We are traveling mainly to hike, which we decided on after perusing beautiful photos of the Norwegian countryside. It turns out though that there aren't really specific hike names like "The John Muir Trail". Instead, the Norwegians string different trails together. So for example, we will be hiking the Kinsarvik-Husedalen-Stavali-Torehytta-Hårteigen-Tyssevassbu-Trolltunga-Odda hike. It's a little confusing but it goes well with the Norwegian ethos of 'friluftsliv', which roughly translates to the outdoors or "free air life". In Norway, you could just wander off into the wilderness and hope to run into one of their many self service huts in the backcountry, maintained by the Norwegian Trekking Association (DNT). If you are a member, you can get a key to access the huts you will need. We are skipping the hut experience since our time in New Zealand taught us we don't like sleeping head to toe with 40 or more strangers in a bunk in the woods. However, I hope to poke my head into one or two on our trail just to get a vibe. We will be enjoying the Norwegian concept of 'allemannstretten' - the "freedom to roam". This law means you can "put up a tent, or sleep under the stars, for the night anywhere in the countryside, forests or mountains, as long as you keep at least 492 feet away from the nearest inhabited house or cabin. This rule also applies to camping cars and caravans." - Visit Norway.

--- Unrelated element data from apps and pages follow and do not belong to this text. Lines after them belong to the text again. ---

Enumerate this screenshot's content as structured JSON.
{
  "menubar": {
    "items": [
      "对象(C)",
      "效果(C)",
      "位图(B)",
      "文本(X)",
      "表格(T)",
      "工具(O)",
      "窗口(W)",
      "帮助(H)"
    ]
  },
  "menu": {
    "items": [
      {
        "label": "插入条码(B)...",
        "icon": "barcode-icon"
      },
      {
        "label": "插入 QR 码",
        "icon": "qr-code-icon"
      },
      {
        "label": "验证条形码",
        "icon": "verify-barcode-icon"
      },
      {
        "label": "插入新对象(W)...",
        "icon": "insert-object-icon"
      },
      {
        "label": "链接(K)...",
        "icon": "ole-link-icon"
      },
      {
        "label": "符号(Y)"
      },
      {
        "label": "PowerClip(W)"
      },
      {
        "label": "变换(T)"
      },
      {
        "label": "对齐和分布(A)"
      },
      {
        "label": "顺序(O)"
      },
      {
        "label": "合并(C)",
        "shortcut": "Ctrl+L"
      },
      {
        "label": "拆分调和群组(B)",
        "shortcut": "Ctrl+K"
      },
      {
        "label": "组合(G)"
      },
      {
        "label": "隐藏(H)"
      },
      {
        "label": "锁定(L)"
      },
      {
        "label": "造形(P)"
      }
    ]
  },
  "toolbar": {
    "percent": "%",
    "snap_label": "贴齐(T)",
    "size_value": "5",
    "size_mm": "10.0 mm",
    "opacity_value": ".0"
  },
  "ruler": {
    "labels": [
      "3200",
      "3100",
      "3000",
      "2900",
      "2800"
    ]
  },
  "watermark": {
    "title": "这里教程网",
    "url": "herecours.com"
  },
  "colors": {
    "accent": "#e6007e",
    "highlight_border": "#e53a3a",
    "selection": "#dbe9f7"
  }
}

I basically stumbled upon the hike we will be going on via a blog but there is much more information (granted, in Norwegian) on Ut.no. Google translate can help a bit but you do have to scour the internet to find what you are looking for. We were able to download some trail maps and I am hoping we can pick up some real ones when we get to Oslo. The nice thing about there not being a ton of directed information about this hike (or any particular hike it seems besides Trolltunga), is that I think we can expect to not find too many international tourists along the way.
We are staying in airBnBs in Oslo, Bergen and Odda, as well as a hotel near the airport our last night. There were many reasonable options in all cities. I love traveling on airBnB around the world as it gives you a much better opportunity to embed yourself in a place, sometimes get to know the locals, and usually have access to a kitchen, which will be helpful somewhere like Norway where the food is apparently quite expensive.